“Yelm Serves as Model District for ‘Since Time Immemorial’ Curriculum”
“The Nisqually Project is not your typical assignment. Each year every seventh-grade student in the Yelm School District tackles the project, engaging in five essential questions about the Nisqually Tribe as part of their Pacific Northwest History class. After extensive research, visits from Nisqually Tribal members, and outings to the Nisqually Culture Center and other important sites, they create a written and tactile representation of their knowledge through drawings, canoe or longhouse replicas, and more.”
“The project is part of the Since Time Immemorial (STI), a statewide initiative to support the teaching of tribal sovereignty, tribal history, and current tribal issues within the context of Washington and U.S. History.
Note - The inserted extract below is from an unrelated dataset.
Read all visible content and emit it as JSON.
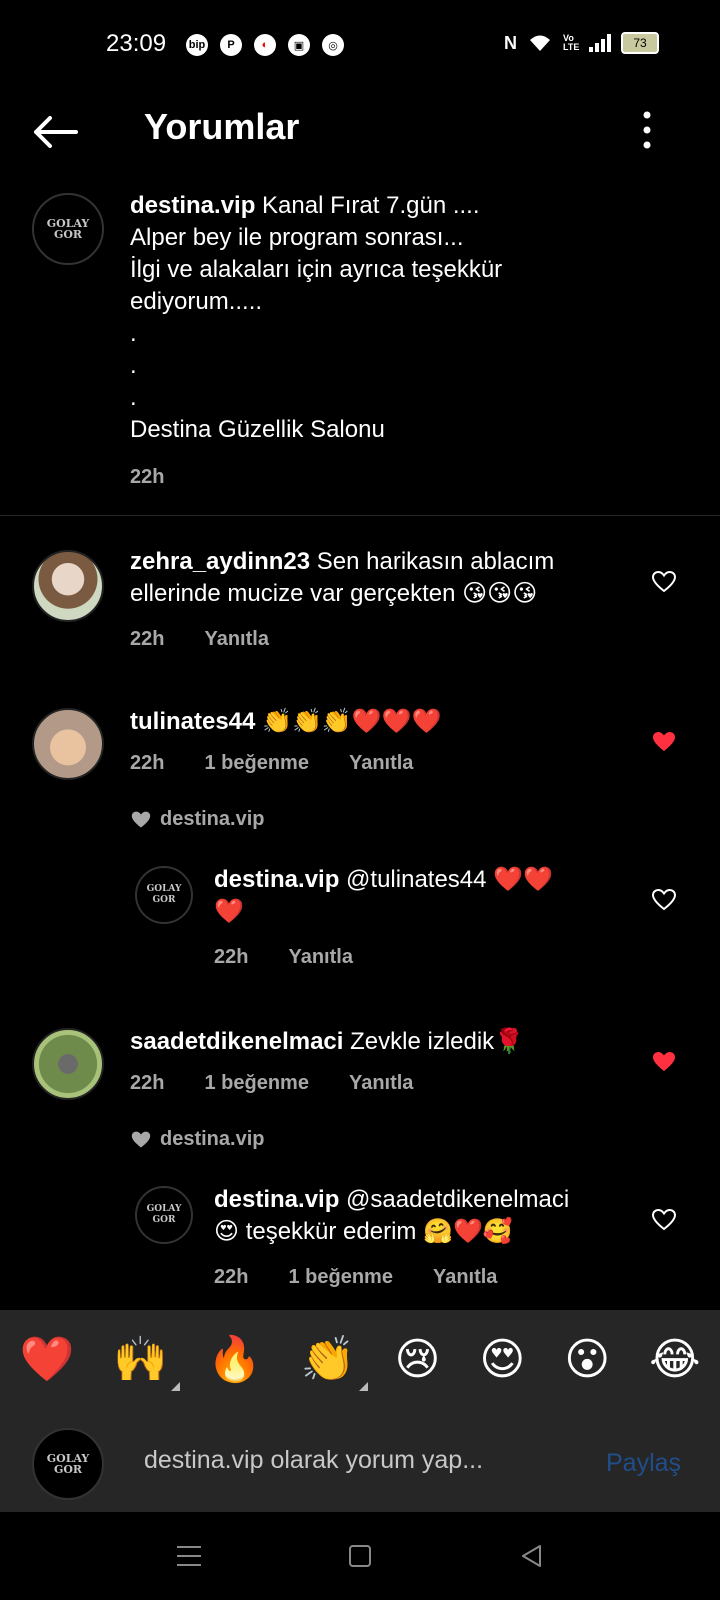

All 29 tribes have endorsed the curriculum’s use and importance, yet although it’s a mandatory requirement through the Office of the Superintendent of Public Instruction (OSPI), not all districts implement it – or are even aware of the mandate.
“But then there’s Yelm. Even before STI was signed into law in 2005, the district was already working with the Nisqually Tribe to incorporate tribal perspectives into history classes. Former Ridgeline Middle School teacher Jerry Price, now Social Studies Program Supervisor for OSPI, was instrumental in developing STI’s middle school curriculum. As a result, Yelm Community Schools offers an effective model for how to collaboratively develop a regionally appropriate framework that includes the history and culture of each distinct tribal nation,” by Heidi Smith, Thurston Talk. Read more